● **WHAT YOU HAVE TO DO**:
Your answer should be the lines of the data below that contain "icon".

(Data about app and page elements)
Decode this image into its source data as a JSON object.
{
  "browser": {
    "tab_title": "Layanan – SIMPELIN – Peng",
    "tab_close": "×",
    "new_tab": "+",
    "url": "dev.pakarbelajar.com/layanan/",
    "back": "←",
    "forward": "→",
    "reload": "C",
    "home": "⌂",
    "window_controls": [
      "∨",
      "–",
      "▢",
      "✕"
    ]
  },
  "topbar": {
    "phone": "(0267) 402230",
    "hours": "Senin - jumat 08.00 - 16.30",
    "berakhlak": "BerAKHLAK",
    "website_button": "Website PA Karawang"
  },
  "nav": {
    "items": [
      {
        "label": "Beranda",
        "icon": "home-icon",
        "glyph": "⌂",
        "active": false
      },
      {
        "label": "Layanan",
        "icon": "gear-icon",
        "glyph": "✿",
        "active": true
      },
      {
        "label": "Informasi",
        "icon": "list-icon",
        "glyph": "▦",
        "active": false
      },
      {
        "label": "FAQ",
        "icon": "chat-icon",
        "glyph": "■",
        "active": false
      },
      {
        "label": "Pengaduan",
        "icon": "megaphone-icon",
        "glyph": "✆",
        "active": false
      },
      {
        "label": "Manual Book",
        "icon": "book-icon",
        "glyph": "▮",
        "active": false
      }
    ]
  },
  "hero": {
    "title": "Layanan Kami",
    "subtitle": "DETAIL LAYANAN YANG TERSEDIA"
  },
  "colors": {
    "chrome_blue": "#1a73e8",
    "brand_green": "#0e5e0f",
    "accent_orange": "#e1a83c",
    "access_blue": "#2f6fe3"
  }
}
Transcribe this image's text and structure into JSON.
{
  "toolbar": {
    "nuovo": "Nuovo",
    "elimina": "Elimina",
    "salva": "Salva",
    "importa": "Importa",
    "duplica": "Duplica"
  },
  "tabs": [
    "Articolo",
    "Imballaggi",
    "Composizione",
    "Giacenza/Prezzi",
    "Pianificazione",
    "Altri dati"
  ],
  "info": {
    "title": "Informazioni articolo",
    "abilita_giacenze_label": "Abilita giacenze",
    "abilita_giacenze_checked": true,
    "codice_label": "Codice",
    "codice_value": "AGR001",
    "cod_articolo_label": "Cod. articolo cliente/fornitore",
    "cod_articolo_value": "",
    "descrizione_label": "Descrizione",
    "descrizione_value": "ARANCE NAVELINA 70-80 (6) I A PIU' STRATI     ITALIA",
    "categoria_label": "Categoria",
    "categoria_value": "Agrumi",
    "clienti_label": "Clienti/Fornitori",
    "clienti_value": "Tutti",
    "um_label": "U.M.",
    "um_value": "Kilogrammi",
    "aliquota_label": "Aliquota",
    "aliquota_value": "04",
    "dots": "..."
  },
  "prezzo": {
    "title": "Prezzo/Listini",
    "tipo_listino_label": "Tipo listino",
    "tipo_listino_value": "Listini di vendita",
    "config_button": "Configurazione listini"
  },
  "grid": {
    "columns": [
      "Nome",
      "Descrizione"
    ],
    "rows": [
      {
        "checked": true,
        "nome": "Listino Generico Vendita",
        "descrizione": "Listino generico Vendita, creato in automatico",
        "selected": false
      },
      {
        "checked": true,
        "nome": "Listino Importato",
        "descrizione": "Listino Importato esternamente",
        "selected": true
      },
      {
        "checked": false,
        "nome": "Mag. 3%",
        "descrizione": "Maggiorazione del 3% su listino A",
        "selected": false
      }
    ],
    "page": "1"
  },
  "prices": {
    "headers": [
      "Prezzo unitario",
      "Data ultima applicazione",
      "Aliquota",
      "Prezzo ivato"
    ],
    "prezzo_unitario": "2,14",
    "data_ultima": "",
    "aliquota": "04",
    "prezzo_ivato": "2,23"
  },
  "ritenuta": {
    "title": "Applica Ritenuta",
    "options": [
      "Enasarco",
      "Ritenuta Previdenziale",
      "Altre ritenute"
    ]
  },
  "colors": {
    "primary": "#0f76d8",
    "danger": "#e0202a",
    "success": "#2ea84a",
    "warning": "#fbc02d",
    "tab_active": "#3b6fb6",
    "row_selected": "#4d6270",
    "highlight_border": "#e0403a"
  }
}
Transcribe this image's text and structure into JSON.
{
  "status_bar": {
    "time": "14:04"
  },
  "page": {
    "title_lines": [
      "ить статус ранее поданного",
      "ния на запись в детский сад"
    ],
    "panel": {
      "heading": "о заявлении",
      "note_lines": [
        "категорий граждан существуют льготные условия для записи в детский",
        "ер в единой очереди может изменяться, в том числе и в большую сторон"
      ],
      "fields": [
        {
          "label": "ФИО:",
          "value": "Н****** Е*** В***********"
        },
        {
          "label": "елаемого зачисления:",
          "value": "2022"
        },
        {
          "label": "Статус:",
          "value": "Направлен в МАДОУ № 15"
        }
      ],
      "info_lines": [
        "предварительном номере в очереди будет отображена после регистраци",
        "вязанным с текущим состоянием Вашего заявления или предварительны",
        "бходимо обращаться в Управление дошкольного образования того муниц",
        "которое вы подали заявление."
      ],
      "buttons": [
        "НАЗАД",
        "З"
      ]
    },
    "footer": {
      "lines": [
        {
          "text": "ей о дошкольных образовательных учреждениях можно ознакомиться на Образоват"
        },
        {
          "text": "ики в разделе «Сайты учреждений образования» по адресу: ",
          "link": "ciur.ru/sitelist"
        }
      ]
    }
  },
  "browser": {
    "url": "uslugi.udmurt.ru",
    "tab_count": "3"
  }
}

● **EXERCISE OUTPUT**:
        "icon": "home-icon",
        "icon": "gear-icon",
        "icon": "list-icon",
        "icon": "chat-icon",
        "icon": "megaphone-icon",
        "icon": "book-icon",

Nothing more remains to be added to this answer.